**YOUR INSTRUCTIONS**.
An exact copy of every record is needed, with all pictures omitted.
*****
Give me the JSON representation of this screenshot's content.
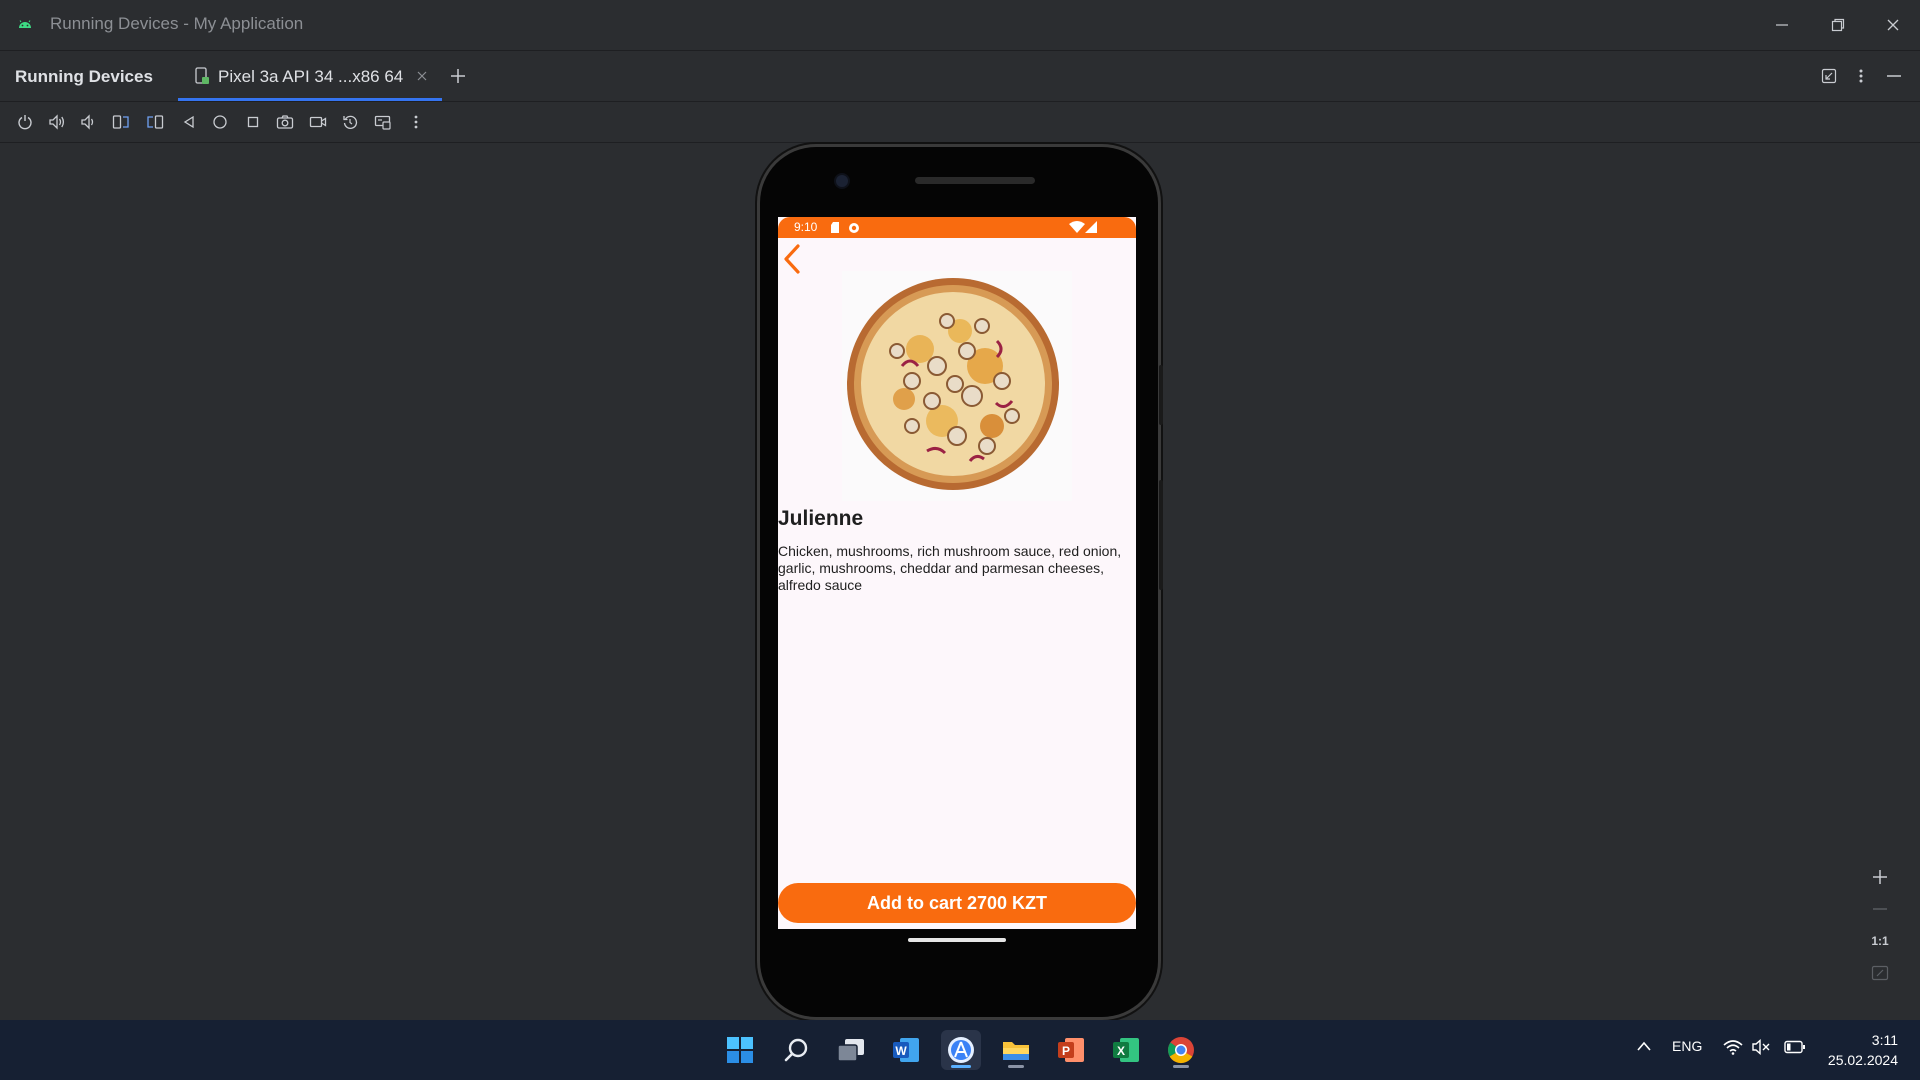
{
  "window": {
    "title": "Running Devices - My Application",
    "icon": "android-icon",
    "controls": [
      "minimize-icon",
      "restore-icon",
      "close-icon"
    ]
  },
  "panel": {
    "title": "Running Devices",
    "device_tab_label": "Pixel 3a API 34 ...x86 64",
    "add_tab_icon": "plus-icon",
    "right_icons": [
      "collapse-icon",
      "more-vertical-icon",
      "minimize-panel-icon"
    ]
  },
  "toolbar": {
    "icons": [
      "power-icon",
      "volume-up-icon",
      "volume-down-icon",
      "rotate-left-icon",
      "rotate-right-icon",
      "back-icon",
      "home-icon",
      "overview-icon",
      "camera-icon",
      "record-icon",
      "reset-icon",
      "keyboard-icon",
      "more-icon"
    ]
  },
  "phone": {
    "status_time": "9:10",
    "status_icons": [
      "sd-card-icon",
      "notification-icon",
      "wifi-icon",
      "signal-icon"
    ],
    "accent_color": "#f96b0f",
    "product": {
      "name": "Julienne",
      "description": "Chicken, mushrooms, rich mushroom sauce, red onion, garlic, mushrooms, cheddar and parmesan cheeses, alfredo sauce",
      "cart_button": "Add to cart 2700 KZT"
    }
  },
  "zoom": {
    "zoom_in": "+",
    "zoom_out": "—",
    "actual_size": "1:1",
    "fit_icon": "fit-screen-icon"
  },
  "taskbar": {
    "apps": [
      "windows-start-icon",
      "search-icon",
      "task-view-icon",
      "word-icon",
      "android-studio-icon",
      "file-explorer-icon",
      "powerpoint-icon",
      "excel-icon",
      "chrome-icon"
    ],
    "language": "ENG",
    "time": "3:11",
    "date": "25.02.2024"
  }
}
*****
**ANSWER SPACE**.
Give me the JSON representation of this screenshot's content.
{
  "window": {
    "title": "Running Devices - My Application",
    "icon": "android-icon",
    "controls": [
      "minimize-icon",
      "restore-icon",
      "close-icon"
    ]
  },
  "panel": {
    "title": "Running Devices",
    "device_tab_label": "Pixel 3a API 34 ...x86 64",
    "add_tab_icon": "plus-icon",
    "right_icons": [
      "collapse-icon",
      "more-vertical-icon",
      "minimize-panel-icon"
    ]
  },
  "toolbar": {
    "icons": [
      "power-icon",
      "volume-up-icon",
      "volume-down-icon",
      "rotate-left-icon",
      "rotate-right-icon",
      "back-icon",
      "home-icon",
      "overview-icon",
      "camera-icon",
      "record-icon",
      "reset-icon",
      "keyboard-icon",
      "more-icon"
    ]
  },
  "phone": {
    "status_time": "9:10",
    "status_icons": [
      "sd-card-icon",
      "notification-icon",
      "wifi-icon",
      "signal-icon"
    ],
    "accent_color": "#f96b0f",
    "product": {
      "name": "Julienne",
      "description": "Chicken, mushrooms, rich mushroom sauce, red onion, garlic, mushrooms, cheddar and parmesan cheeses, alfredo sauce",
      "cart_button": "Add to cart 2700 KZT"
    }
  },
  "zoom": {
    "zoom_in": "+",
    "zoom_out": "—",
    "actual_size": "1:1",
    "fit_icon": "fit-screen-icon"
  },
  "taskbar": {
    "apps": [
      "windows-start-icon",
      "search-icon",
      "task-view-icon",
      "word-icon",
      "android-studio-icon",
      "file-explorer-icon",
      "powerpoint-icon",
      "excel-icon",
      "chrome-icon"
    ],
    "language": "ENG",
    "time": "3:11",
    "date": "25.02.2024"
  }
}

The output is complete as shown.